BY BRENDAN GIBBONS
Times Shamrock Writer
Lackawanna College announced it received the largest private donation in its history Friday, a gift by an oil and gas company seeking to solidify its place in Northeast Pennsylvania.
The $2.5 million gift from Cabot Oil & Gas Corp. will boost the college’s $3 million endowment to $4 million. The other $1.5 million will be used for equipment, training, faculty and staff, student curriculum and internships in the college’s School of Petroleum & Natural Gas.
Since the school’s start in 2009, it has grown to include 140 students projected for fall 2014, said the school’s executive director, Richard Marquardt. It offers four majors: petroleum and natural gas technology, measurement, business administration and natural gas compression technology.
Plans are to expand the school to serve 300 students, Marquardt said.

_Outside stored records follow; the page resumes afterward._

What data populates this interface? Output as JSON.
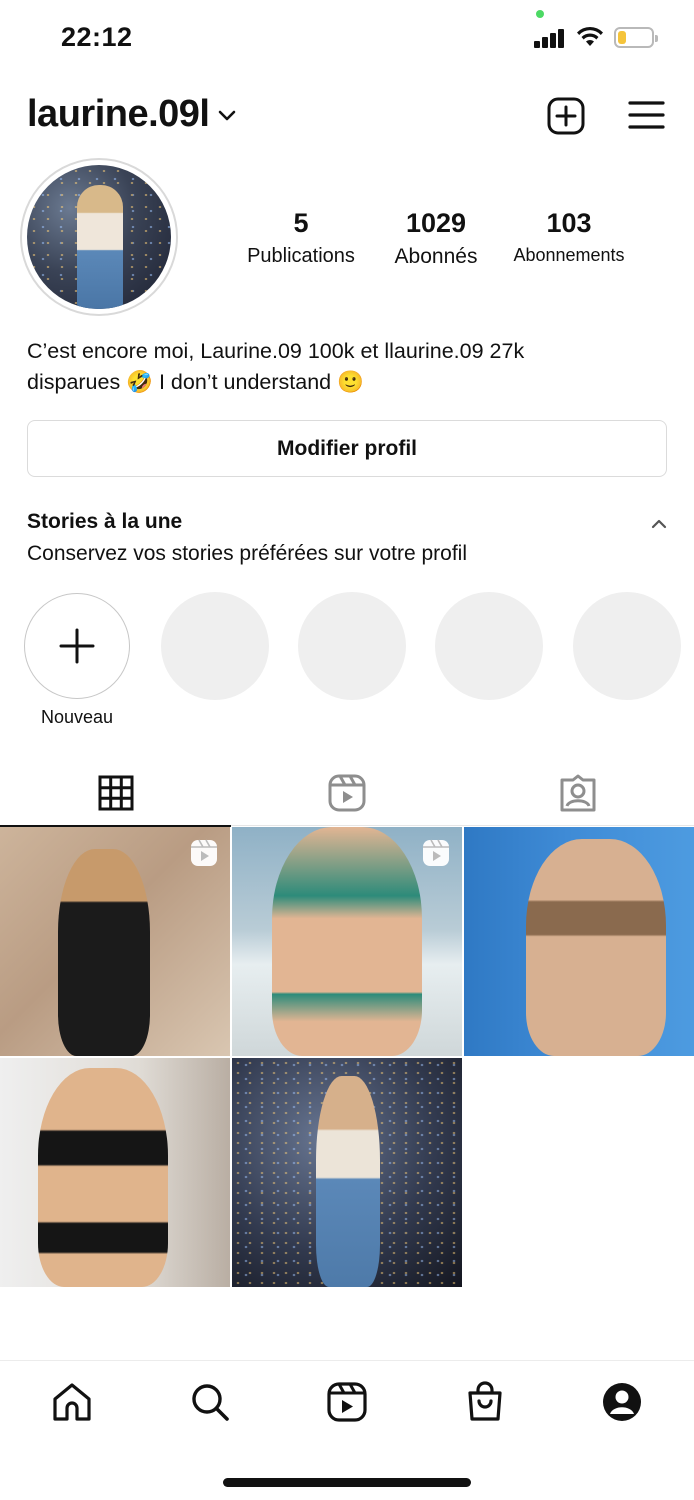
{
  "status_bar": {
    "time": "22:12",
    "battery_level": 0.25,
    "battery_color": "#f5c43b"
  },
  "header": {
    "username": "laurine.09l",
    "icons": [
      "chevron-down-icon",
      "add-post-icon",
      "menu-icon"
    ]
  },
  "profile": {
    "stats": [
      {
        "value": "5",
        "label": "Publications"
      },
      {
        "value": "1029",
        "label": "Abonnés"
      },
      {
        "value": "103",
        "label": "Abonnements"
      }
    ],
    "bio_line1": "C’est encore moi, Laurine.09 100k et llaurine.09 27k",
    "bio_line2_a": "disparues",
    "bio_emoji1": "🤣",
    "bio_line2_b": "I don’t understand",
    "bio_emoji2": "🙂",
    "edit_button_label": "Modifier profil"
  },
  "highlights": {
    "title": "Stories à la une",
    "subtitle": "Conservez vos stories préférées sur votre profil",
    "new_label": "Nouveau",
    "placeholder_count": 4
  },
  "tabs": [
    {
      "icon": "grid-icon",
      "active": true
    },
    {
      "icon": "reels-icon",
      "active": false
    },
    {
      "icon": "tagged-icon",
      "active": false
    }
  ],
  "posts": [
    {
      "type": "reel"
    },
    {
      "type": "reel"
    },
    {
      "type": "photo"
    },
    {
      "type": "photo"
    },
    {
      "type": "photo"
    }
  ],
  "bottom_nav": [
    "home-icon",
    "search-icon",
    "reels-icon",
    "shop-icon",
    "profile-icon"
  ],
  "colors": {
    "accent": "#111111",
    "border": "#dbdbdb",
    "placeholder": "#efefef",
    "status_green": "#4cd964"
  }
}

Starting the school was a risk more than five years ago, said the college’s president Mark Volk at an event celebrating the gift Friday. The Marcellus Shale gas reserves in Susquehanna County were not yet proven and the industry’s long-term presence was less certain.

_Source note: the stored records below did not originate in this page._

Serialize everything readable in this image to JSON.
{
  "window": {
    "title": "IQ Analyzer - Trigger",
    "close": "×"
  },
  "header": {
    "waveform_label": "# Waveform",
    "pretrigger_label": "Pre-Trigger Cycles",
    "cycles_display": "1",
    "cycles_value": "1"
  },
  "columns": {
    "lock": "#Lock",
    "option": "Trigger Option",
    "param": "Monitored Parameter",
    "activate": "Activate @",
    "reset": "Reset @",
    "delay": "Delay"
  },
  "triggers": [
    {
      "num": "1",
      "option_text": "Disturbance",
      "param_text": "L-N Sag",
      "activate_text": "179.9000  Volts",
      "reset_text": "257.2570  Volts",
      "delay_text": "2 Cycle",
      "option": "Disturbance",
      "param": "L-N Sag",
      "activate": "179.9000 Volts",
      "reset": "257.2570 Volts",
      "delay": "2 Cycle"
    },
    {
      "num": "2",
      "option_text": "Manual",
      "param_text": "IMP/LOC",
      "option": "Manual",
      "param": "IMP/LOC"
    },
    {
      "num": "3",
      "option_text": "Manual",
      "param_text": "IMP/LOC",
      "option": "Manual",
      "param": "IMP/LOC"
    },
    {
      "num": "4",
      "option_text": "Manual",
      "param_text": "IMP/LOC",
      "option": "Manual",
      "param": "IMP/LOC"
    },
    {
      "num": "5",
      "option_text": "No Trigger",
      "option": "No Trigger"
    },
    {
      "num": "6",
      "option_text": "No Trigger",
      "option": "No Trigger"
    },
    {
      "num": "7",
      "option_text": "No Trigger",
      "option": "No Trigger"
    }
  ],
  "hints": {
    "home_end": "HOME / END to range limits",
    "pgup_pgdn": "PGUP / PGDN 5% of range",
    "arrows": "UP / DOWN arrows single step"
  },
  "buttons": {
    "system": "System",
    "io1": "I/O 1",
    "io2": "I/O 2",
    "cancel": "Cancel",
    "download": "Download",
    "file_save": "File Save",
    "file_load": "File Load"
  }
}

“Let’s take a chance,” Volk said he remembers thinking. “Somebody’s got to do this.”
Today, Cabot’s wells in Susquehanna are the top-producing in the state, and the School of Petroleum & Natural Gas has a center in New Milford where students get hands-on experience with the same equipment used in the industry. Its instructors are mostly retired petroleum engineers, many with multiple degrees, Marquardt said.
He said the school offers summer internship opportunities at Cabot, Linde Corp. and Williams, all companies with a presence in the Marcellus Shale region. Graduating students have a 90 percent placement rate in the industry.
Cabot’s last major gift was just over $2 million in 2012 to help build a new Montrose facility for Endless Mountains Health Systems. The gift to Lackawanna College is its largest ever, Cabot external affairs coordinator Bill desRosiers said.
With 200,000 acres in holdings, the company plans to drill 100 more wells this year and 3,000 wells in the future.
Cabot will be here for decades, said Phil Stalnaker, Cabot’s vice president of operations for its north region.
“We are part of the community,” he said. “The nice thing about hiring locals is they’re already part of the community.”